** Opening GIVEN DATA block **
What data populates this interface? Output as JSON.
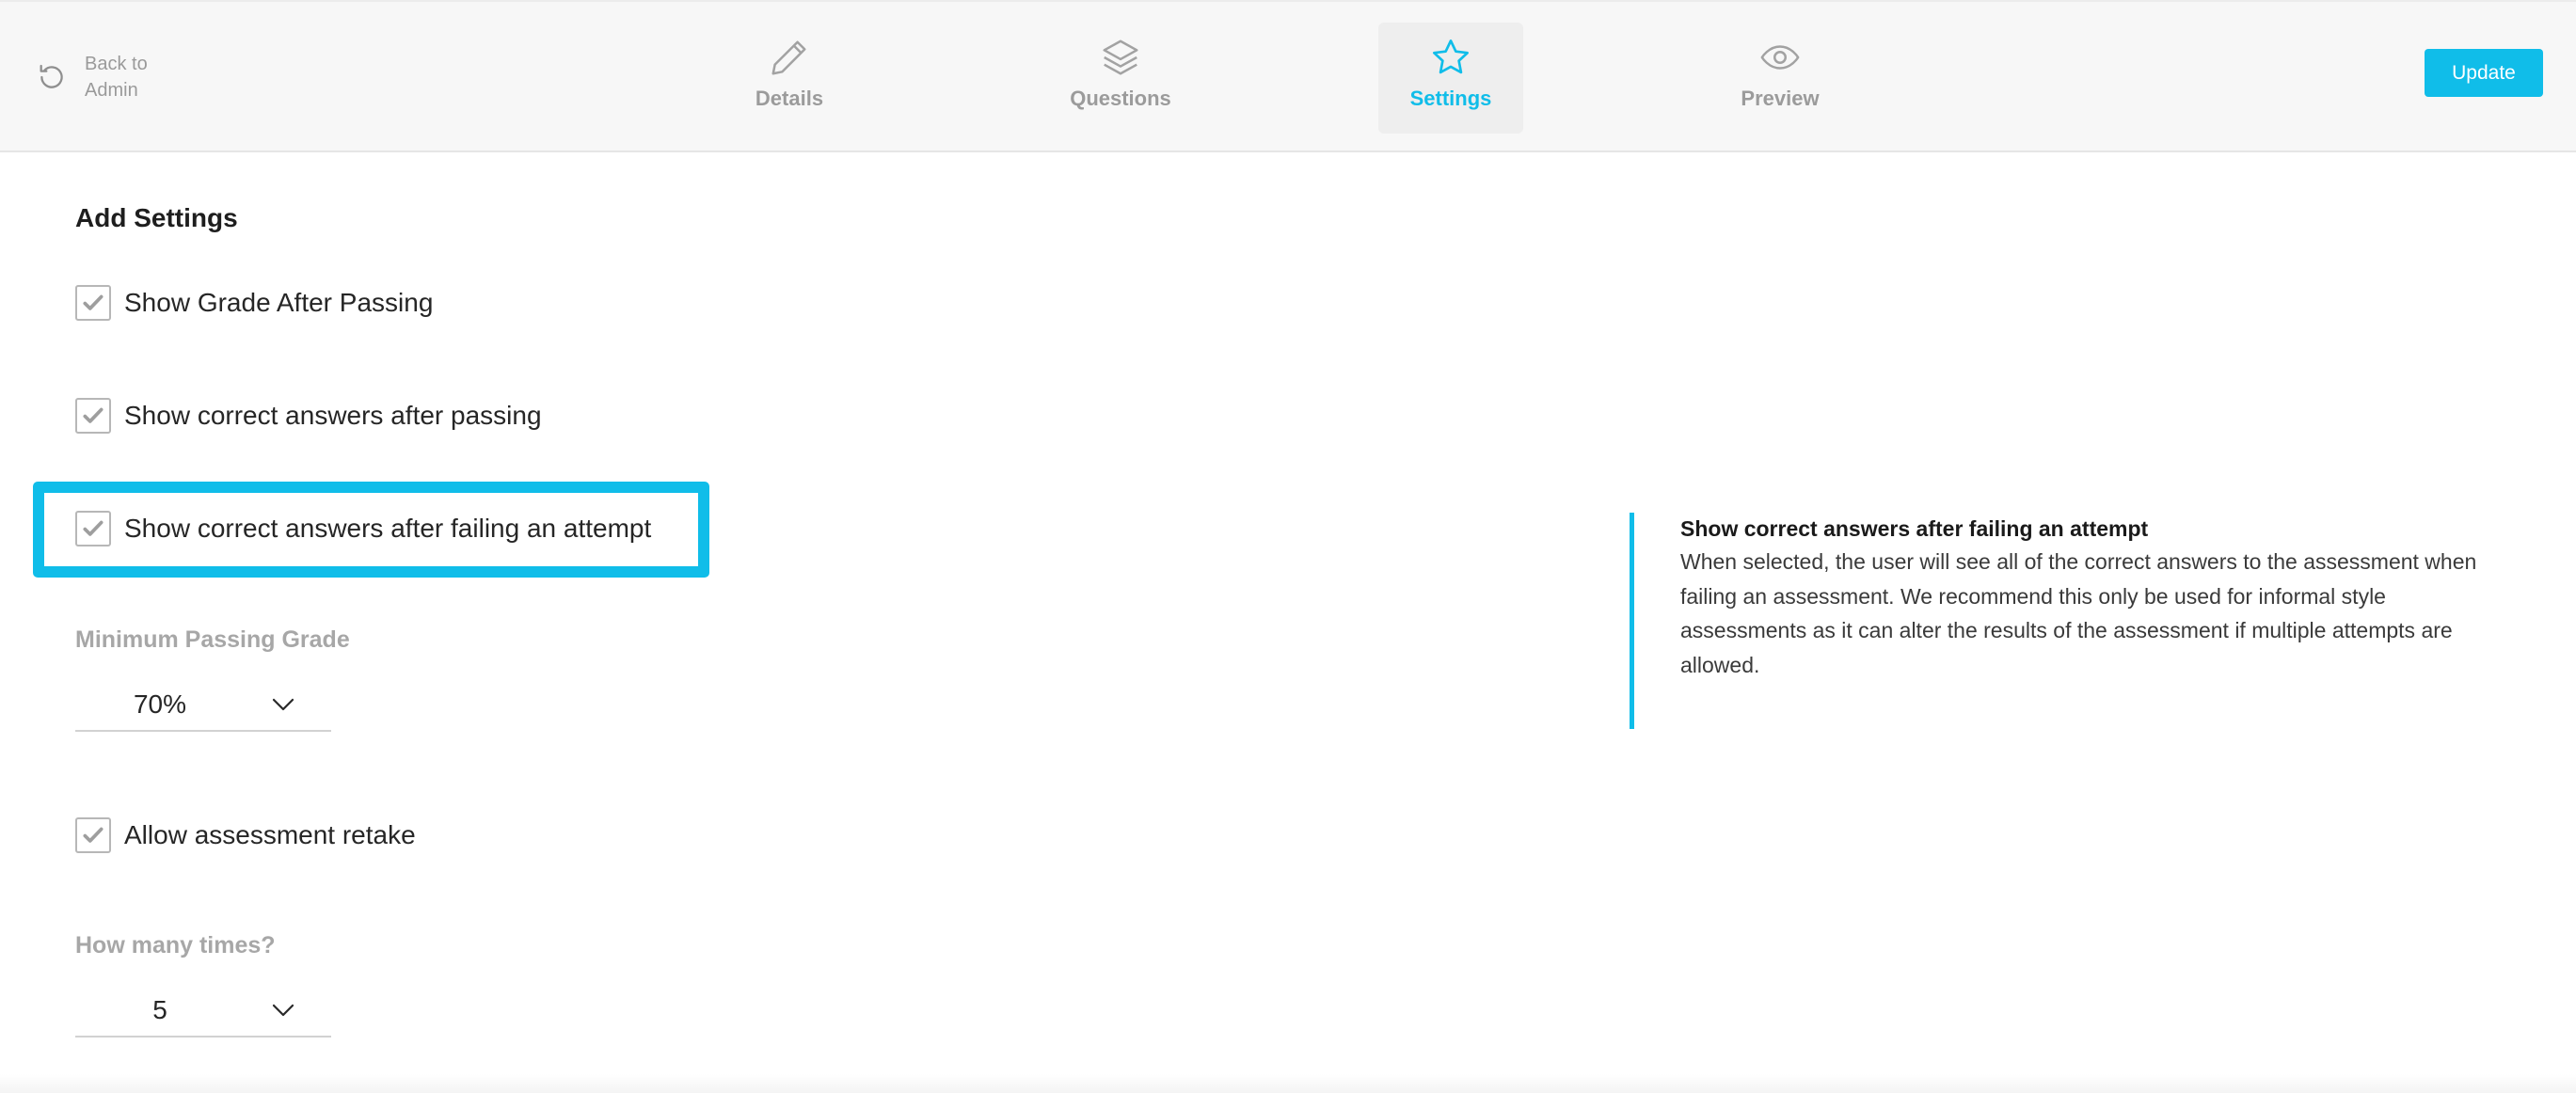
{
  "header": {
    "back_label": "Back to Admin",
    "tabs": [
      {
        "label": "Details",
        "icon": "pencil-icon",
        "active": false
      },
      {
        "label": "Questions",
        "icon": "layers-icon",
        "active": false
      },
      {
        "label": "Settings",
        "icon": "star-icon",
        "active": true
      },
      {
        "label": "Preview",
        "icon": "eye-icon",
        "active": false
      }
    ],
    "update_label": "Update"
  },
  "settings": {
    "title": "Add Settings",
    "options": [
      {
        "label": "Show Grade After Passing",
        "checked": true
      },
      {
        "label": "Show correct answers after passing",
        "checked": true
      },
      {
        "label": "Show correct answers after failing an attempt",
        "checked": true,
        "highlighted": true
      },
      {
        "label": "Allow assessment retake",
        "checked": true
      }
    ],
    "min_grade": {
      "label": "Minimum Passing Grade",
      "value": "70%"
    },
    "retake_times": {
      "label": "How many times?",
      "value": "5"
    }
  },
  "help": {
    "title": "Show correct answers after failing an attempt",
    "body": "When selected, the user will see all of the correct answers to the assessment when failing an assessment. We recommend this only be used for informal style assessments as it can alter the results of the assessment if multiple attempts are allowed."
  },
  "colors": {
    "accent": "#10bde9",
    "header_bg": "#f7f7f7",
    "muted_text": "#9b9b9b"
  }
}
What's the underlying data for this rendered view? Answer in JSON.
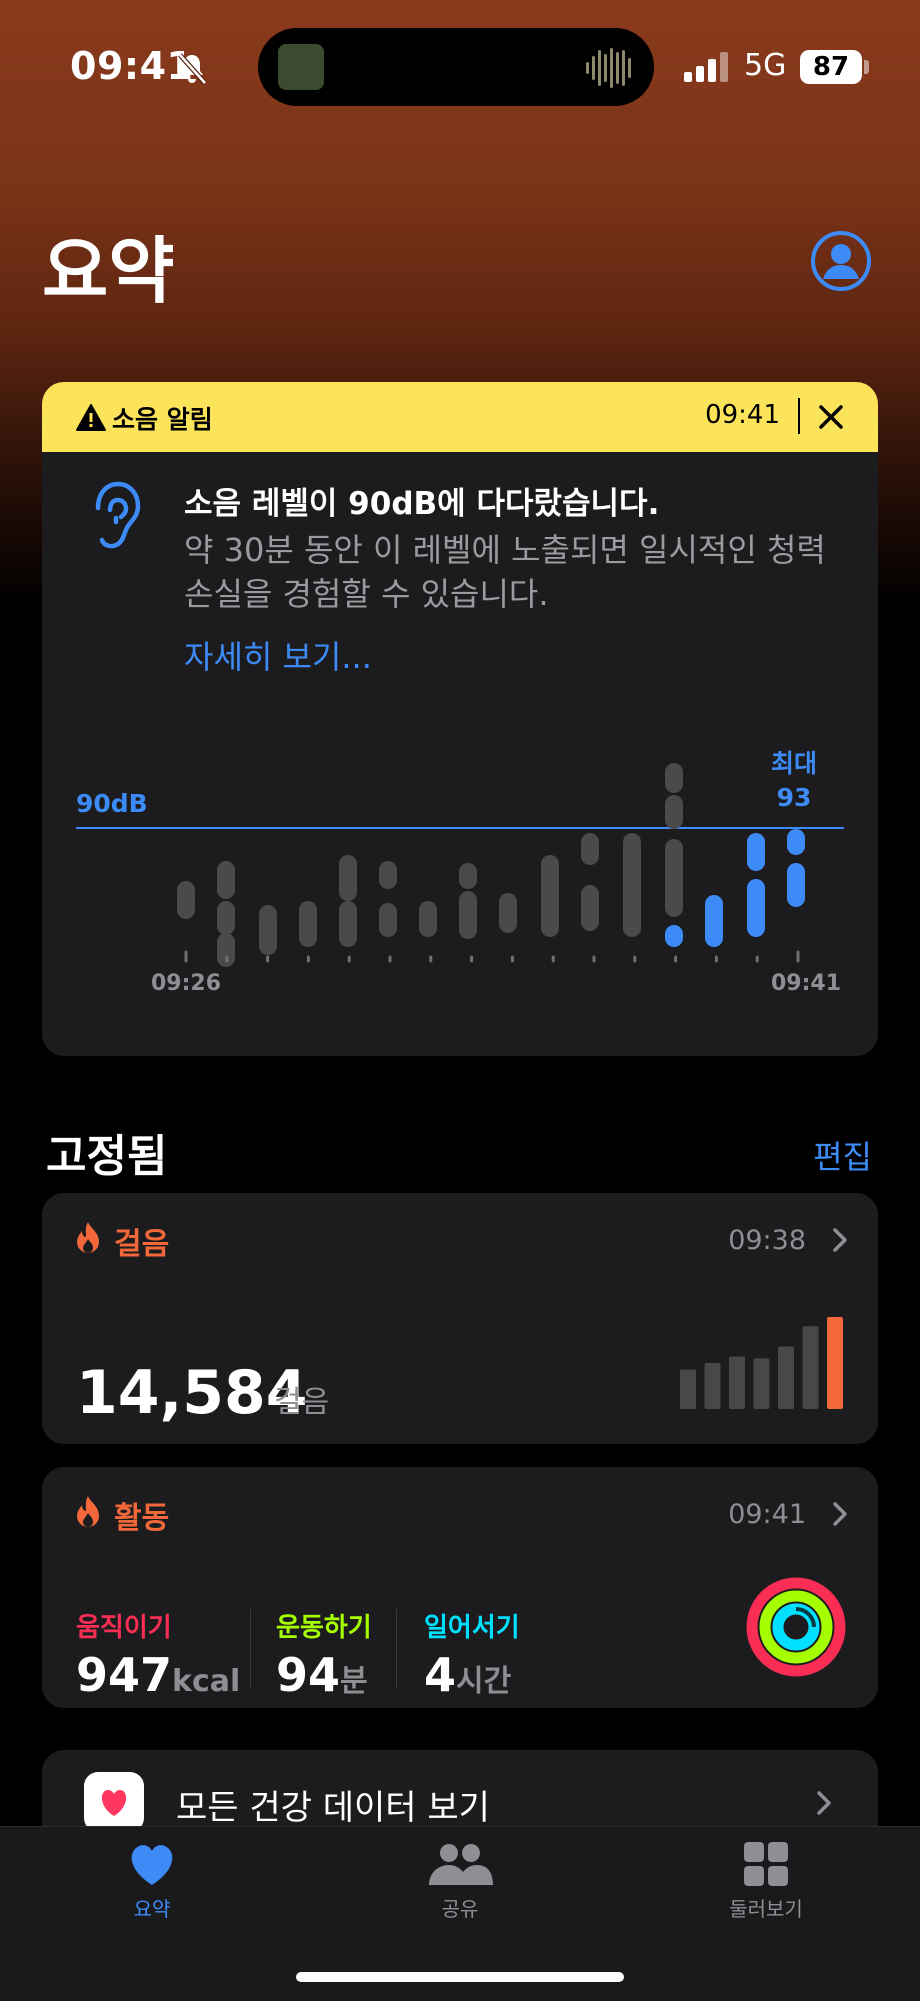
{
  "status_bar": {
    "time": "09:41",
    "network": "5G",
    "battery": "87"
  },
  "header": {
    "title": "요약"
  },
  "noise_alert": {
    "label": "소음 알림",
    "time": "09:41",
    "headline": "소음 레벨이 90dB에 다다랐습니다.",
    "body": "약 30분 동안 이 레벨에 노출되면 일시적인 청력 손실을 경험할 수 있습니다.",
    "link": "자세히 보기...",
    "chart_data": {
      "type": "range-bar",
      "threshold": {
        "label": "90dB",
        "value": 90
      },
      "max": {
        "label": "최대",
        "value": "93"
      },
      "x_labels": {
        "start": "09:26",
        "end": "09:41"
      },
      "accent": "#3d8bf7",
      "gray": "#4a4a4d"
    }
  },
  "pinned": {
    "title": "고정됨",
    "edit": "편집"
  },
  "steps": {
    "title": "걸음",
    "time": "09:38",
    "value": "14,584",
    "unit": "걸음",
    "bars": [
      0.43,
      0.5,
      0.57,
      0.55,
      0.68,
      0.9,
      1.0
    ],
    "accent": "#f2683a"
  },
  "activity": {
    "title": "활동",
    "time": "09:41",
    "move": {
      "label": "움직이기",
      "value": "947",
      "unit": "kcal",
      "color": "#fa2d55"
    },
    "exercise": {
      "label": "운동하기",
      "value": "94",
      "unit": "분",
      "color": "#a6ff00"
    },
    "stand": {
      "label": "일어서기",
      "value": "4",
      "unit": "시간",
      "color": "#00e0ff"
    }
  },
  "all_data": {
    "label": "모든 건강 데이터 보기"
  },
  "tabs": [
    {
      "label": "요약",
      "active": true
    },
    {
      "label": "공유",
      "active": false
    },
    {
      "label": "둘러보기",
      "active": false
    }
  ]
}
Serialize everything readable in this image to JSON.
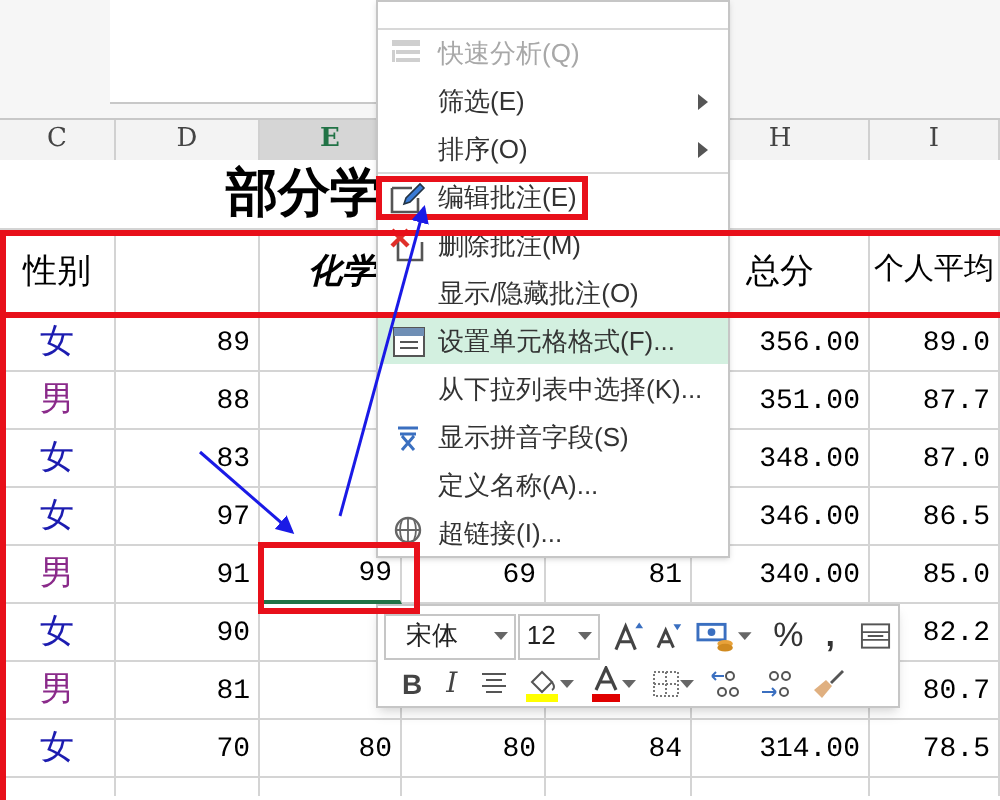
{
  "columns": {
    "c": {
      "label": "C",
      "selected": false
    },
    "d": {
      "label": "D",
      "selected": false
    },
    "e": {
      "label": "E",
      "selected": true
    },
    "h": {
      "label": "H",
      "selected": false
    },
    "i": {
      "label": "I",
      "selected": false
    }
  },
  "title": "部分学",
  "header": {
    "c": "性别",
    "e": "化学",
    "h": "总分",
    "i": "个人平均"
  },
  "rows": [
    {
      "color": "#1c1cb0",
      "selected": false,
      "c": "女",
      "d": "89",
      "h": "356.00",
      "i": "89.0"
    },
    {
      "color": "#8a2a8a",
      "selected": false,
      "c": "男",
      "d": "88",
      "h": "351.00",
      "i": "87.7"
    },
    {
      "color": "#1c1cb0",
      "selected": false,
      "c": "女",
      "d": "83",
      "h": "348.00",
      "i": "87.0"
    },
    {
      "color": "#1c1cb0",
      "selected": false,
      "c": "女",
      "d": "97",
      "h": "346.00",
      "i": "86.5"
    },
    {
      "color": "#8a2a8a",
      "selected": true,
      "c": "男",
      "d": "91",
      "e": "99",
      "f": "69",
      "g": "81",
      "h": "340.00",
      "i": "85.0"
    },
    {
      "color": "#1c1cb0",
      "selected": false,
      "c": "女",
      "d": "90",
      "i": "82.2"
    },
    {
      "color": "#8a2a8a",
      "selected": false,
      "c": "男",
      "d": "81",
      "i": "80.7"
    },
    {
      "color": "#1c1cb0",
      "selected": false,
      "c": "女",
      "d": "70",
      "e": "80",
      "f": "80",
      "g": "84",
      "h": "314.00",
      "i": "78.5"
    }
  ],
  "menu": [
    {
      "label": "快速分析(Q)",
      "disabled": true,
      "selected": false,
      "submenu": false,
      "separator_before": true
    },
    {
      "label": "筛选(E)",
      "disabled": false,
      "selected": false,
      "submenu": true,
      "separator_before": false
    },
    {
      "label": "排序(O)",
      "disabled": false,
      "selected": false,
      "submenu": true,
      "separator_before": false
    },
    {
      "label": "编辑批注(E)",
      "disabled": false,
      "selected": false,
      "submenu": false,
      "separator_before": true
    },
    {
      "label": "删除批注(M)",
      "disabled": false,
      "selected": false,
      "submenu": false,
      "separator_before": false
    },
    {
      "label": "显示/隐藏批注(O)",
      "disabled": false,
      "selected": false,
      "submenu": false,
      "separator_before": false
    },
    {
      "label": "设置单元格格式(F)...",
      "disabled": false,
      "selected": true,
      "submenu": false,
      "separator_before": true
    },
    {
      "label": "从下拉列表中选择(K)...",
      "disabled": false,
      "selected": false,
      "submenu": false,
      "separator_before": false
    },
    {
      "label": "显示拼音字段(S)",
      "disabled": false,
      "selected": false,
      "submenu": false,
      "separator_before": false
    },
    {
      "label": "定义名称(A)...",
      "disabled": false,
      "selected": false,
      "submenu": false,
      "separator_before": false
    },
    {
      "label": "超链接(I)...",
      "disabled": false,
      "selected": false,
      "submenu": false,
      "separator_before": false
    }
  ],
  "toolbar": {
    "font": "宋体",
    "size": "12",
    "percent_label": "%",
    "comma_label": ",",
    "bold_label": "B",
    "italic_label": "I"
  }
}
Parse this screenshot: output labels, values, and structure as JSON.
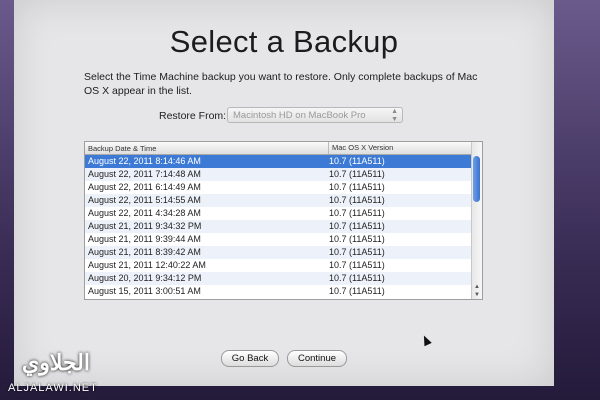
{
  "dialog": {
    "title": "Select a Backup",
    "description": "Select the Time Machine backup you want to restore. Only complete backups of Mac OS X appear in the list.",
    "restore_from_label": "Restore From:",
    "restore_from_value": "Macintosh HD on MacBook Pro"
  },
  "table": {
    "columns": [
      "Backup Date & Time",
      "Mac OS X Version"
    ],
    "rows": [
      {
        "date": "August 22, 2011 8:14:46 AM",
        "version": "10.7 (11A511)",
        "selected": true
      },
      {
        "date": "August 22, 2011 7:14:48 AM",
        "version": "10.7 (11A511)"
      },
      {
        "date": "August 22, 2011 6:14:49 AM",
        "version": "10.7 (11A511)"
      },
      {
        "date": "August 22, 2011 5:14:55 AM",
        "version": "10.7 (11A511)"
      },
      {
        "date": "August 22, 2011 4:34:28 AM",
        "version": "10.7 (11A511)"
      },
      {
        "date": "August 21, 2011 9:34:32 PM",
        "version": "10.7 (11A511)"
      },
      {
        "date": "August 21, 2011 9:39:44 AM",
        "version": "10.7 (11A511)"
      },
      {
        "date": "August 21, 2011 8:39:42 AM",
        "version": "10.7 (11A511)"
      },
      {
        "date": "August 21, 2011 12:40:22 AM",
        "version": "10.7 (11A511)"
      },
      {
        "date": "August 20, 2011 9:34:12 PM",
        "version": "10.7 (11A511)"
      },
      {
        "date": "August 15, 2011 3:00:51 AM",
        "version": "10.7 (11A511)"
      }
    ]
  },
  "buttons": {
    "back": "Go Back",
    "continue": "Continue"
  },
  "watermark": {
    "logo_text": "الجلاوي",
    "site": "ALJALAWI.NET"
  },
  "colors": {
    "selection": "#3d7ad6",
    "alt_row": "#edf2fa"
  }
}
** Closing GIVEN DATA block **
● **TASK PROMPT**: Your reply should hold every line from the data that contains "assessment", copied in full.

● **EXPECTED ANSWER**:
        "label": "Allow assessment retake",
    "body": "When selected, the user will see all of the correct answers to the assessment when failing an assessment. We recommend this only be used for informal style assessments as it can alter the results of the assessment if multiple attempts are allowed."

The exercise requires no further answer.